Now let us consider a generalized Black-Scholes model with (implied) volatility as free parameter. If ESO pricing differs from standard options, it should be seen in their volatilities. It is shown in Market pricing of ESOs that volatilities (i.e. relative prices) of ESOs are lower compared to standard options. Given the prominence of illiquidity and hedging under uncertainty in mathematical finance, we ask if these factors could explain the discount in ESO prices.
In the case of Nokia ESOs, illiquidity is not the story, since the underlying stock is fiercely traded. However, hedging is complicated by ESOs having longer maturities than standard contracts. The average maturity of ESOs is 3.1 years, compared to few months for liquid standard options. Hence, hedging ESOs by taking opposite position in standard options is subject to volatility risk. Obviously, hedging is also possibly by shorting the stock and using cash account, but this involves frequent trading and hedging error. Nonetheless, volatility risk and hedging error can explain the discount only to an extent.
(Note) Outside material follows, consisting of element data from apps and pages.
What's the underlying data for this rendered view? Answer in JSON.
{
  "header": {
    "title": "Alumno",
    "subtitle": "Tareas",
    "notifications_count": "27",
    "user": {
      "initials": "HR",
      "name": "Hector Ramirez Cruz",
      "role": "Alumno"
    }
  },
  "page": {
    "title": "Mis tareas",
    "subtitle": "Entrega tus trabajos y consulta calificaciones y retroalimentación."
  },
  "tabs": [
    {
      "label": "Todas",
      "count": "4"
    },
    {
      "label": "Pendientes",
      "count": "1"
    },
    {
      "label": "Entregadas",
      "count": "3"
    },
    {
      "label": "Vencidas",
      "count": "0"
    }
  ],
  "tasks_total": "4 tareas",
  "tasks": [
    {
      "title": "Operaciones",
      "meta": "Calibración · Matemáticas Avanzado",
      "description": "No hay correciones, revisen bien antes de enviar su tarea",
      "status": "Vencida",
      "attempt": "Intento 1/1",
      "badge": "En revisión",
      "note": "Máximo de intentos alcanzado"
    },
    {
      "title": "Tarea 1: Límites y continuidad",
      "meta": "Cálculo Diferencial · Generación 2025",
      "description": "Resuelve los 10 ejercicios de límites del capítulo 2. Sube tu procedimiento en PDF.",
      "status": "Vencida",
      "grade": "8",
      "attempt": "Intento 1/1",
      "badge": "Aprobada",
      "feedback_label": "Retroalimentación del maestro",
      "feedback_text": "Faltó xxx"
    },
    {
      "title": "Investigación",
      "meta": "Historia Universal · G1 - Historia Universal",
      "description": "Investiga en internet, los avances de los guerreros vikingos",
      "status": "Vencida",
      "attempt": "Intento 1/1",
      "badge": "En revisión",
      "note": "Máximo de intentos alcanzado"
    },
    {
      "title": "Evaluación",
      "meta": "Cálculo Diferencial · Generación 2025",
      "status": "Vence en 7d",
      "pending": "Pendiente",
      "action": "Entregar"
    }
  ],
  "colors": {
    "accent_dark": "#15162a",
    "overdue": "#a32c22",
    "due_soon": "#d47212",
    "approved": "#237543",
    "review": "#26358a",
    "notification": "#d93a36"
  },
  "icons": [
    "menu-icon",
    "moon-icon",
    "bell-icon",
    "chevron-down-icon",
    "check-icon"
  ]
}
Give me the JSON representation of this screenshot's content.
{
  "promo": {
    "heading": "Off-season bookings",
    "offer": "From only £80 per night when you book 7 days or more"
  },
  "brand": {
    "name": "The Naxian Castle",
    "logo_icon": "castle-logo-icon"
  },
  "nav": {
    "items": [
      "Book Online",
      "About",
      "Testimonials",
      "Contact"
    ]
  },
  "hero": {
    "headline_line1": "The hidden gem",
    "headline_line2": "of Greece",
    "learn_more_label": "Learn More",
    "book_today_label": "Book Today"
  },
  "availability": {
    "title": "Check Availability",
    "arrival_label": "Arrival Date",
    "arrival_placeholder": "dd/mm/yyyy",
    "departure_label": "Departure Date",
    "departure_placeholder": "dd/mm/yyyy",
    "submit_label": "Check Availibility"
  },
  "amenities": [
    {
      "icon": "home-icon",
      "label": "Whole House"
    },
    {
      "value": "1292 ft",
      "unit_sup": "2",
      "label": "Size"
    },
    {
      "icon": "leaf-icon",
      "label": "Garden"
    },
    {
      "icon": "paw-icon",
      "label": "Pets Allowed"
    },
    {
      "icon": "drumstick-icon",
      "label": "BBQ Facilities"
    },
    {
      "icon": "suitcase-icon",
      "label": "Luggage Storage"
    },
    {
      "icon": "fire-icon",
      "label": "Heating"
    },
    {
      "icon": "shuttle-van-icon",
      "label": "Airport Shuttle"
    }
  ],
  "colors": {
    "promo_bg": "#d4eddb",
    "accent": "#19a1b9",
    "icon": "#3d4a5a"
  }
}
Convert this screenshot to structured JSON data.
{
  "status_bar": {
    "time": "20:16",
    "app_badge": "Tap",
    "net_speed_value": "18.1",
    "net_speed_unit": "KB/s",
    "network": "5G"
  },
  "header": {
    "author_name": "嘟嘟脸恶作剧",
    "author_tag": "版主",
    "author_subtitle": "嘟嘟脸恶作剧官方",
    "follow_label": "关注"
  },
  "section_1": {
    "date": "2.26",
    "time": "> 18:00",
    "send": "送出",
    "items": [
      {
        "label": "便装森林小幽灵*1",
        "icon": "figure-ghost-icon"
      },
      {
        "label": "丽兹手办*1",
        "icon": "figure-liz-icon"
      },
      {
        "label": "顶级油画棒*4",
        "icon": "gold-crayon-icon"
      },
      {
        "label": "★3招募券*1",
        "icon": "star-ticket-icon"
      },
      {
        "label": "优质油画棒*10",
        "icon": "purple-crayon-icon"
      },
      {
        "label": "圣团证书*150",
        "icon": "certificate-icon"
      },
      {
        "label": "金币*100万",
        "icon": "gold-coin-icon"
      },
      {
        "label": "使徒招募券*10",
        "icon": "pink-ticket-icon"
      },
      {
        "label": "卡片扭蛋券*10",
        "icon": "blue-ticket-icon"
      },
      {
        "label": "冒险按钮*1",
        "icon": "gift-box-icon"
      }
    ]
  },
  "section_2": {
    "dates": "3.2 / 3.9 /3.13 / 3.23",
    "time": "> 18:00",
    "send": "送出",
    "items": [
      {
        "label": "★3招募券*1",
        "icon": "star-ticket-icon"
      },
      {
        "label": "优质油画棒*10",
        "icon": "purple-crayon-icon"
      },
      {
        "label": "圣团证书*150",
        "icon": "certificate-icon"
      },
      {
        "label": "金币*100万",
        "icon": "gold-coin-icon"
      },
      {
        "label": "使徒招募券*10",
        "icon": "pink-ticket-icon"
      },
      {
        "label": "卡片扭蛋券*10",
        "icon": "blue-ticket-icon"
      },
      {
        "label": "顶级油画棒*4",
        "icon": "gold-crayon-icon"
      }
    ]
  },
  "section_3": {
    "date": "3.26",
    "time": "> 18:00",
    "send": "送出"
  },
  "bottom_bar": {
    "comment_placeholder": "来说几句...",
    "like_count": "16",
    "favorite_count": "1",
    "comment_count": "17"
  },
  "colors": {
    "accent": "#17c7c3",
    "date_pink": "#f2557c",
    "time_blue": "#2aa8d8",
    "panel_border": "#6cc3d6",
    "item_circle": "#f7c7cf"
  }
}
Finally, we conclude that the employees benefit from public trading of ESOs. It allows the employees to receive some time value1, which they would lose if ESOs were not traded and had to be exercised.
|Thesis defence announcement:
University of Vaasa, Finland